Today I will offer some additional notes on how the Giving chart spreadsheet was assembled. As I said before, assembling the data was a lot more work than actually making the chart! It would be helpful for you to have query access to your institution’s database for this, but if you can get your IT people to extract the data, you should be able to prepare that data in Excel.
I started with an MS Access query of our database (Banner) which gave me a row for every single alumnus/na, living and deceased (about 43,000 records), donors and non-donors, with a column for Class Year, and a column for Total Giving for each fiscal year from 1989 to 2009.
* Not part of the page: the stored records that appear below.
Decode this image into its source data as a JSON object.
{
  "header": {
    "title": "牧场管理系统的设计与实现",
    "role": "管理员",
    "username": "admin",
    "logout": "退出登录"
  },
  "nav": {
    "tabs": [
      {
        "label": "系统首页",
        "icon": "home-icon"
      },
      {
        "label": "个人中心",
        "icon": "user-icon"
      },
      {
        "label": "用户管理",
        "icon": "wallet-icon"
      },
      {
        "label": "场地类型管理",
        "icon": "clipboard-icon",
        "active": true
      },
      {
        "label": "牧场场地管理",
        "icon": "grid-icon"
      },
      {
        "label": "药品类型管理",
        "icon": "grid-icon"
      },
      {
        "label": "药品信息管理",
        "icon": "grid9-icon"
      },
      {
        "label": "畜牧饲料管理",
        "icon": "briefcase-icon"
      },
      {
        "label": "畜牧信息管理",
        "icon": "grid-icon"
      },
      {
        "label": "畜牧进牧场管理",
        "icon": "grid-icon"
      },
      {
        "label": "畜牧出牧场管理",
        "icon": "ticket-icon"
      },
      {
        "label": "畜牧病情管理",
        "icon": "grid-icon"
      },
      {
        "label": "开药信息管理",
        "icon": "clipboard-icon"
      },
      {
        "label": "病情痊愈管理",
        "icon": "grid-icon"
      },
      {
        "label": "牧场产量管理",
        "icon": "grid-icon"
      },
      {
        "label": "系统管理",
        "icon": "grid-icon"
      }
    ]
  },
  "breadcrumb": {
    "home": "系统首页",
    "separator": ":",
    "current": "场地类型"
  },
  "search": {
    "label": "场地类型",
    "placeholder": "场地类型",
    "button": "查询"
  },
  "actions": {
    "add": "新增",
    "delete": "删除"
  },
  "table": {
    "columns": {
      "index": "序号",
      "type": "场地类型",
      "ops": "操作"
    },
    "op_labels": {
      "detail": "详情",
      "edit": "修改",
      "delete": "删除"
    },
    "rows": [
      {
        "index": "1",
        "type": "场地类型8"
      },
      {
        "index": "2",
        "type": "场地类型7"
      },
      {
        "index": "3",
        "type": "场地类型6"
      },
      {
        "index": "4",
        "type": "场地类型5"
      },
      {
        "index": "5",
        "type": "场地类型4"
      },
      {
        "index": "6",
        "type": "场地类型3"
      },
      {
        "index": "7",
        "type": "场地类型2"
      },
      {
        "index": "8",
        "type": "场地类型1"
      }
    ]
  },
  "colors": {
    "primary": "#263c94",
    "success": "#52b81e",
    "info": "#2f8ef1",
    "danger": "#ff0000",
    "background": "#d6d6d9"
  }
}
(Each fiscal year total was in fact a sub-query – there’s definitely some work involved. Luckily I had all these sub-queries already made, from previous data projects. Gathering all this data by individual may not be the easiest way to go about this. If you can obtain data that is already aggregated in some way, such as by class year of donor, go for it.)
The length of your time series will be limited by the depth of historical giving data available in your database – ours happens to go back 20 years.
Let’s look at the final spreadsheet we need to create. Here are the first few rows of mine:
We need to collapse our tens of thousands of rows of data on individual alumni into something like what you see above. This is a lot easier to do with a statistics software package, but no doubt it can be accomplished in Excel as well.
I use Data Desk for stats. Paste all your individual giving data into a new data file. The first step is to create a derived variable to recode Class Year into decades (1930s, 1940s, etc.) These will be used to populate the first column of our spreadsheet.
The first column defines the ‘bubbles’. The last column (Category) gives the bubbles names. The two columns contain exactly the same data, but the gadget requires this label information to be contained separately.
The second essential column is the time-series data, in this case Year. This isn’t Class Year – this is the fiscal year in which gifts were made. Year is the variable reflected in the time slide-control at the bottom of the chart.
Creating the spreadsheet was a bit tedious from this point on. It involved a lot of cutting and pasting of the desired values from Data Desk into an Excel spreadsheet. You may be able to vastly improve on my methods.
The middle column, Number Alumni, is the count of individuals in each Class Decade. The relative size of each bubble is based on this number, from 719 in the 1930s to more than 10,000 in the 2000s. (I’ll show you how to define bubble size later.)
The other columns provide the data that will form the x-axis and y-axis of the chart.
In my chart, % Participation or Number donors can be on the x-axis – you can choose one or the other. (% Participation = Number donors divided by Number alumni.)
And finally, the data in the column Median $ is used for the y-axis.
As I said, I used Data Desk to help do the calculations and order the data properly before pasting it into Excel and getting it all arranged properly. Here is a Data Desk Summary by Groups table showing giving totals by Class Decade for the year 1995:
This provided me my donor counts as well as my median giving data. Of course I had to do the same thing over and over for each fiscal year, 1989 to 2009.
Give it a shot. Use the tools you’ve got to massage your data until it’s in the form of the spreadsheet I showed above. This really is the time-consuming phase of your project. Once you’re done, the rest is surprisingly easy. I’ll get to that in Part 4.